INSTRUCTIONS FOR THE TASK: Keep each entry exactly as written when you repeat it, and skip the images.

DATA TO PROCESS:
*** Block opens ***
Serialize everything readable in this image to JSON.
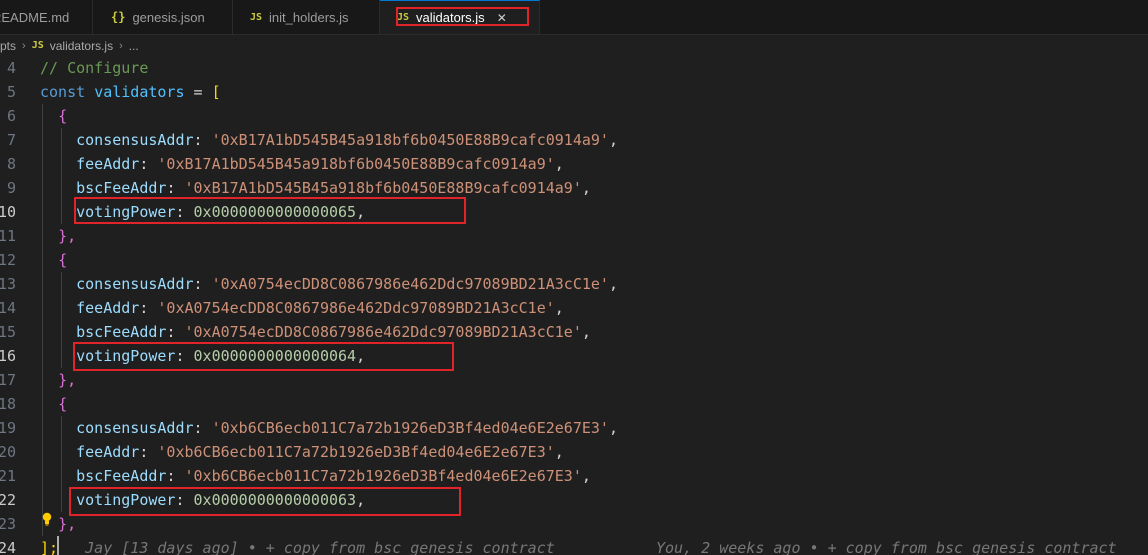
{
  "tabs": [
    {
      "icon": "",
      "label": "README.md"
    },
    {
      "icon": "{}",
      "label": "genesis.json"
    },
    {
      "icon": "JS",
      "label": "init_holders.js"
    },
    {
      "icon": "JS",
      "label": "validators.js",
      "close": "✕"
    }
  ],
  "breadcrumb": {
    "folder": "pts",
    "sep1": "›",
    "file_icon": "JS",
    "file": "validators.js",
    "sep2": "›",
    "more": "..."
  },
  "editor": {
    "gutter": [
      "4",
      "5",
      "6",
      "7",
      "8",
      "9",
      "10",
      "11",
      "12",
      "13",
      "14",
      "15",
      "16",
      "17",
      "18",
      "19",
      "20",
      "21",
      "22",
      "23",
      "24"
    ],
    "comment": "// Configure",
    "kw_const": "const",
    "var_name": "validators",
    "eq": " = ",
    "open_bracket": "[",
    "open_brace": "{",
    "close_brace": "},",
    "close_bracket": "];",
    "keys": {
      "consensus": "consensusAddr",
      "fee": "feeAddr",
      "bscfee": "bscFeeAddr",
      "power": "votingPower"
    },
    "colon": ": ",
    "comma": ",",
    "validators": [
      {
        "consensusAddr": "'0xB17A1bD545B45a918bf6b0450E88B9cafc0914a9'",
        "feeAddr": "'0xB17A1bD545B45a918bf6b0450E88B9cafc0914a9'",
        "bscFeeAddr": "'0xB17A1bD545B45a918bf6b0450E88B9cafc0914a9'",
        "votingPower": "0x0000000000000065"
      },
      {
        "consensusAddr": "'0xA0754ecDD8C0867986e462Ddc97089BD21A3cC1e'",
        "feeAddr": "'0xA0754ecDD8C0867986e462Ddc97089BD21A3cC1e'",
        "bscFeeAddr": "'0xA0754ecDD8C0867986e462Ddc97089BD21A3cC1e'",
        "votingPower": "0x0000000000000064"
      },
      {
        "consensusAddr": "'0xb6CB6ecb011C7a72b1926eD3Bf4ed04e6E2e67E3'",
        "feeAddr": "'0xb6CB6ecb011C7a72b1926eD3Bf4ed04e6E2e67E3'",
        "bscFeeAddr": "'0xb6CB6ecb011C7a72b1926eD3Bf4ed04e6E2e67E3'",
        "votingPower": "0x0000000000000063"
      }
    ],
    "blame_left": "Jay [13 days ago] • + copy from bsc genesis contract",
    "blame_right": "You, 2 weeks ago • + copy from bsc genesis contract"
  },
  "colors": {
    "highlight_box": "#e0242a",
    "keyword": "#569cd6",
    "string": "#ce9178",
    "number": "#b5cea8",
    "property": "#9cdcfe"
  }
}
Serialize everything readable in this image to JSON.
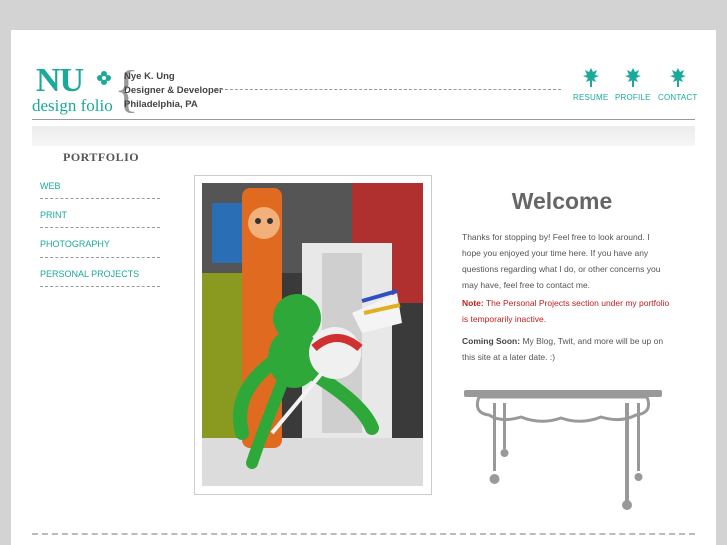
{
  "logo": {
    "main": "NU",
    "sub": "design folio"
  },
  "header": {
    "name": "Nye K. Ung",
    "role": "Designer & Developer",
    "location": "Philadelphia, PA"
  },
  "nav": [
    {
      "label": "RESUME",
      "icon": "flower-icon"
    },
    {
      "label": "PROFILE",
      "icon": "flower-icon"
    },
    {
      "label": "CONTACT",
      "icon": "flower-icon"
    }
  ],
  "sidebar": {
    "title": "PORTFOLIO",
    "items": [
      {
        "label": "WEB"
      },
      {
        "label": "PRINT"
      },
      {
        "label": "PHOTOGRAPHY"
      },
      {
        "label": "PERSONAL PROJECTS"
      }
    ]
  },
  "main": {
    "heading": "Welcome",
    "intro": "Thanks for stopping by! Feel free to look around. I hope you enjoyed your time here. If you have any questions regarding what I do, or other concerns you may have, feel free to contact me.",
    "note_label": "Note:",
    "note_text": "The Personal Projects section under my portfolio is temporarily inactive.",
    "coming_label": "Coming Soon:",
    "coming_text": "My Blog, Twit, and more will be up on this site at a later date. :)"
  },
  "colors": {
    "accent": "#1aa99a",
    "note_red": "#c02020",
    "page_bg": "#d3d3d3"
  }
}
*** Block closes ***
EXERCISE OUTPUT:
Serialize everything readable in this image to JSON.
{
  "tabs": [
    {
      "icon": "",
      "label": "README.md"
    },
    {
      "icon": "{}",
      "label": "genesis.json"
    },
    {
      "icon": "JS",
      "label": "init_holders.js"
    },
    {
      "icon": "JS",
      "label": "validators.js",
      "close": "✕"
    }
  ],
  "breadcrumb": {
    "folder": "pts",
    "sep1": "›",
    "file_icon": "JS",
    "file": "validators.js",
    "sep2": "›",
    "more": "..."
  },
  "editor": {
    "gutter": [
      "4",
      "5",
      "6",
      "7",
      "8",
      "9",
      "10",
      "11",
      "12",
      "13",
      "14",
      "15",
      "16",
      "17",
      "18",
      "19",
      "20",
      "21",
      "22",
      "23",
      "24"
    ],
    "comment": "// Configure",
    "kw_const": "const",
    "var_name": "validators",
    "eq": " = ",
    "open_bracket": "[",
    "open_brace": "{",
    "close_brace": "},",
    "close_bracket": "];",
    "keys": {
      "consensus": "consensusAddr",
      "fee": "feeAddr",
      "bscfee": "bscFeeAddr",
      "power": "votingPower"
    },
    "colon": ": ",
    "comma": ",",
    "validators": [
      {
        "consensusAddr": "'0xB17A1bD545B45a918bf6b0450E88B9cafc0914a9'",
        "feeAddr": "'0xB17A1bD545B45a918bf6b0450E88B9cafc0914a9'",
        "bscFeeAddr": "'0xB17A1bD545B45a918bf6b0450E88B9cafc0914a9'",
        "votingPower": "0x0000000000000065"
      },
      {
        "consensusAddr": "'0xA0754ecDD8C0867986e462Ddc97089BD21A3cC1e'",
        "feeAddr": "'0xA0754ecDD8C0867986e462Ddc97089BD21A3cC1e'",
        "bscFeeAddr": "'0xA0754ecDD8C0867986e462Ddc97089BD21A3cC1e'",
        "votingPower": "0x0000000000000064"
      },
      {
        "consensusAddr": "'0xb6CB6ecb011C7a72b1926eD3Bf4ed04e6E2e67E3'",
        "feeAddr": "'0xb6CB6ecb011C7a72b1926eD3Bf4ed04e6E2e67E3'",
        "bscFeeAddr": "'0xb6CB6ecb011C7a72b1926eD3Bf4ed04e6E2e67E3'",
        "votingPower": "0x0000000000000063"
      }
    ],
    "blame_left": "Jay [13 days ago] • + copy from bsc genesis contract",
    "blame_right": "You, 2 weeks ago • + copy from bsc genesis contract"
  },
  "colors": {
    "highlight_box": "#e0242a",
    "keyword": "#569cd6",
    "string": "#ce9178",
    "number": "#b5cea8",
    "property": "#9cdcfe"
  }
}
Serialize everything readable in this image to JSON.
{
  "logo": {
    "main": "NU",
    "sub": "design folio"
  },
  "header": {
    "name": "Nye K. Ung",
    "role": "Designer & Developer",
    "location": "Philadelphia, PA"
  },
  "nav": [
    {
      "label": "RESUME",
      "icon": "flower-icon"
    },
    {
      "label": "PROFILE",
      "icon": "flower-icon"
    },
    {
      "label": "CONTACT",
      "icon": "flower-icon"
    }
  ],
  "sidebar": {
    "title": "PORTFOLIO",
    "items": [
      {
        "label": "WEB"
      },
      {
        "label": "PRINT"
      },
      {
        "label": "PHOTOGRAPHY"
      },
      {
        "label": "PERSONAL PROJECTS"
      }
    ]
  },
  "main": {
    "heading": "Welcome",
    "intro": "Thanks for stopping by! Feel free to look around. I hope you enjoyed your time here. If you have any questions regarding what I do, or other concerns you may have, feel free to contact me.",
    "note_label": "Note:",
    "note_text": "The Personal Projects section under my portfolio is temporarily inactive.",
    "coming_label": "Coming Soon:",
    "coming_text": "My Blog, Twit, and more will be up on this site at a later date. :)"
  },
  "colors": {
    "accent": "#1aa99a",
    "note_red": "#c02020",
    "page_bg": "#d3d3d3"
  }
}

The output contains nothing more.